*Exercise:* Lines containing "search": state how many there are in these entries, and write only that number.

Items from an interface collection
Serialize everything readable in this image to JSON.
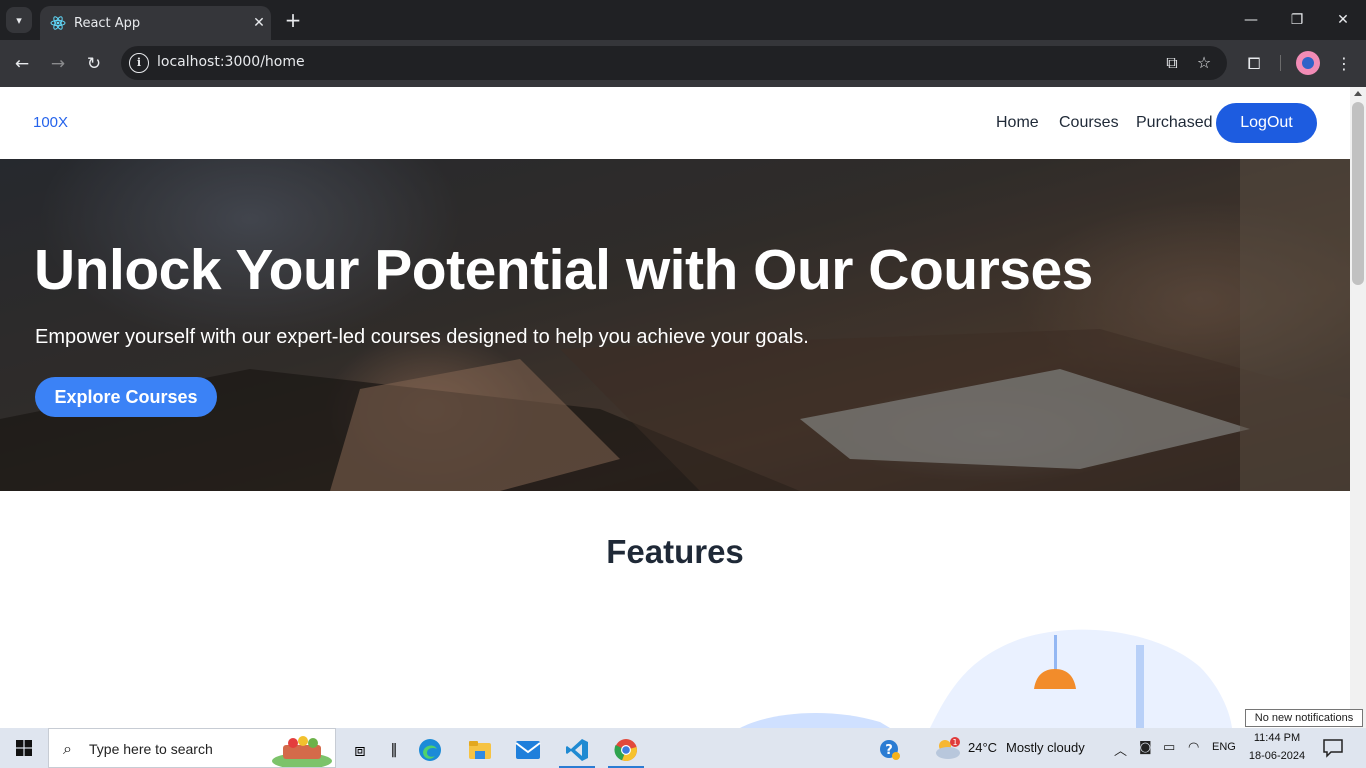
{
  "browser": {
    "tab_title": "React App",
    "url": "localhost:3000/home",
    "icons": [
      "tab-search-icon",
      "react-favicon-icon",
      "close-icon",
      "new-tab-icon",
      "minimize-icon",
      "restore-icon",
      "window-close-icon",
      "back-icon",
      "forward-icon",
      "reload-icon",
      "site-info-icon",
      "install-app-icon",
      "bookmark-star-icon",
      "extensions-icon",
      "profile-avatar",
      "menu-icon"
    ]
  },
  "site": {
    "brand": "100X",
    "nav": {
      "home": "Home",
      "courses": "Courses",
      "purchased": "Purchased",
      "logout": "LogOut"
    },
    "hero": {
      "title": "Unlock Your Potential with Our Courses",
      "subtitle": "Empower yourself with our expert-led courses designed to help you achieve your goals.",
      "cta": "Explore Courses"
    },
    "features_title": "Features",
    "colors": {
      "brand": "#2563eb",
      "logout_button": "#1d5ce0",
      "cta_button": "#3b82f6",
      "heading": "#1f2937"
    }
  },
  "tooltip": "No new notifications",
  "taskbar": {
    "search_placeholder": "Type here to search",
    "weather_temp": "24°C",
    "weather_desc": "Mostly cloudy",
    "weather_badge": "1",
    "language": "ENG",
    "time": "11:44 PM",
    "date": "18-06-2024",
    "apps": [
      "task-view-icon",
      "edge-icon",
      "file-explorer-icon",
      "mail-icon",
      "vscode-icon",
      "chrome-icon"
    ]
  }
}
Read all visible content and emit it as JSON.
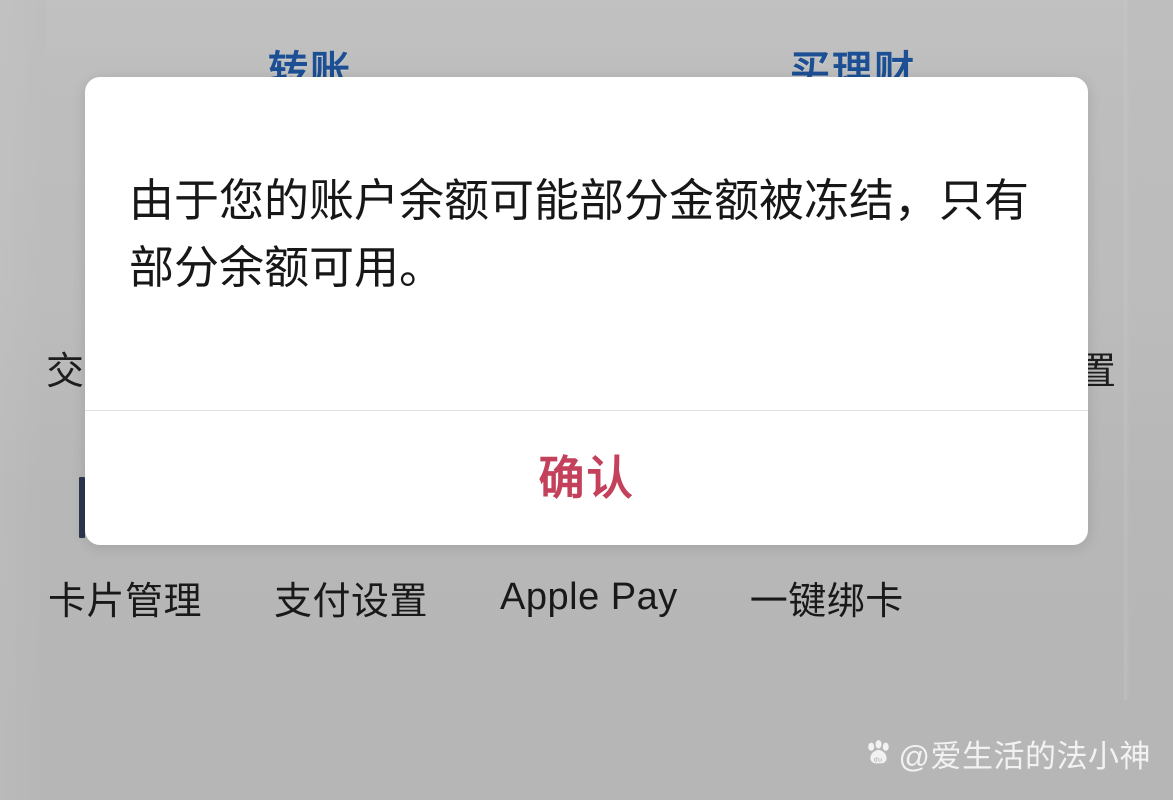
{
  "background_app": {
    "quick_actions": [
      {
        "label": "转账",
        "color": "#1c4f93"
      },
      {
        "label": "买理财",
        "color": "#1c4f93"
      }
    ],
    "row_labels": {
      "left": "交",
      "right": "置"
    },
    "bottom_nav": [
      {
        "label": "卡片管理"
      },
      {
        "label": "支付设置"
      },
      {
        "label": "Apple Pay"
      },
      {
        "label": "一键绑卡"
      }
    ]
  },
  "dialog": {
    "message": "由于您的账户余额可能部分金额被冻结，只有部分余额可用。",
    "confirm_label": "确认",
    "confirm_color": "#c3415a",
    "background_color": "#ffffff",
    "divider_color": "#e0e0e2"
  },
  "watermark": {
    "icon": "baidu-paw-icon",
    "text": "@爱生活的法小神"
  },
  "canvas": {
    "background_color": "#b9b9b9",
    "width": "1173",
    "height": "800"
  }
}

*Exercise output:* 2